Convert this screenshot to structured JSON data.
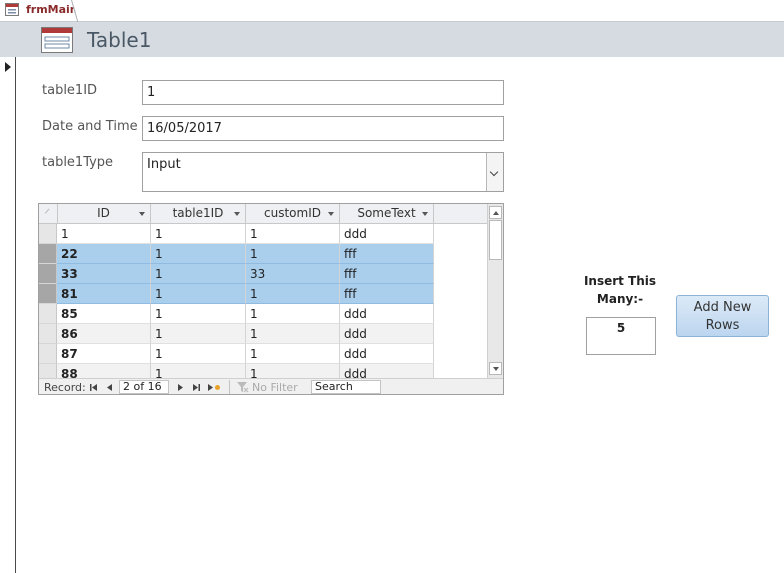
{
  "tab": {
    "title": "frmMain",
    "icon": "form-icon"
  },
  "header": {
    "title": "Table1",
    "icon": "form-icon"
  },
  "fields": {
    "table1ID": {
      "label": "table1ID",
      "value": "1"
    },
    "dateTime": {
      "label": "Date and Time",
      "value": "16/05/2017"
    },
    "table1Type": {
      "label": "table1Type",
      "value": "Input"
    }
  },
  "subform": {
    "columns": [
      "ID",
      "table1ID",
      "customID",
      "SomeText"
    ],
    "rows": [
      {
        "id": "1",
        "table1ID": "1",
        "customID": "1",
        "someText": "ddd"
      },
      {
        "id": "22",
        "table1ID": "1",
        "customID": "1",
        "someText": "fff"
      },
      {
        "id": "33",
        "table1ID": "1",
        "customID": "33",
        "someText": "fff"
      },
      {
        "id": "81",
        "table1ID": "1",
        "customID": "1",
        "someText": "fff"
      },
      {
        "id": "85",
        "table1ID": "1",
        "customID": "1",
        "someText": "ddd"
      },
      {
        "id": "86",
        "table1ID": "1",
        "customID": "1",
        "someText": "ddd"
      },
      {
        "id": "87",
        "table1ID": "1",
        "customID": "1",
        "someText": "ddd"
      },
      {
        "id": "88",
        "table1ID": "1",
        "customID": "1",
        "someText": "ddd"
      }
    ],
    "selected_rows": [
      1,
      2,
      3
    ],
    "nav": {
      "record_label": "Record:",
      "position": "2 of 16",
      "filter": "No Filter",
      "search": "Search"
    }
  },
  "insert": {
    "label_line1": "Insert This",
    "label_line2": "Many:-",
    "value": "5"
  },
  "add_button": {
    "line1": "Add New",
    "line2": "Rows"
  }
}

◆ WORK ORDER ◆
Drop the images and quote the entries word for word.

◆ SOLUTION TO THE EXERCISE ◆
Convert this screenshot to structured JSON data.
{
  "tab": {
    "title": "frmMain",
    "icon": "form-icon"
  },
  "header": {
    "title": "Table1",
    "icon": "form-icon"
  },
  "fields": {
    "table1ID": {
      "label": "table1ID",
      "value": "1"
    },
    "dateTime": {
      "label": "Date and Time",
      "value": "16/05/2017"
    },
    "table1Type": {
      "label": "table1Type",
      "value": "Input"
    }
  },
  "subform": {
    "columns": [
      "ID",
      "table1ID",
      "customID",
      "SomeText"
    ],
    "rows": [
      {
        "id": "1",
        "table1ID": "1",
        "customID": "1",
        "someText": "ddd"
      },
      {
        "id": "22",
        "table1ID": "1",
        "customID": "1",
        "someText": "fff"
      },
      {
        "id": "33",
        "table1ID": "1",
        "customID": "33",
        "someText": "fff"
      },
      {
        "id": "81",
        "table1ID": "1",
        "customID": "1",
        "someText": "fff"
      },
      {
        "id": "85",
        "table1ID": "1",
        "customID": "1",
        "someText": "ddd"
      },
      {
        "id": "86",
        "table1ID": "1",
        "customID": "1",
        "someText": "ddd"
      },
      {
        "id": "87",
        "table1ID": "1",
        "customID": "1",
        "someText": "ddd"
      },
      {
        "id": "88",
        "table1ID": "1",
        "customID": "1",
        "someText": "ddd"
      }
    ],
    "selected_rows": [
      1,
      2,
      3
    ],
    "nav": {
      "record_label": "Record:",
      "position": "2 of 16",
      "filter": "No Filter",
      "search": "Search"
    }
  },
  "insert": {
    "label_line1": "Insert This",
    "label_line2": "Many:-",
    "value": "5"
  },
  "add_button": {
    "line1": "Add New",
    "line2": "Rows"
  }
}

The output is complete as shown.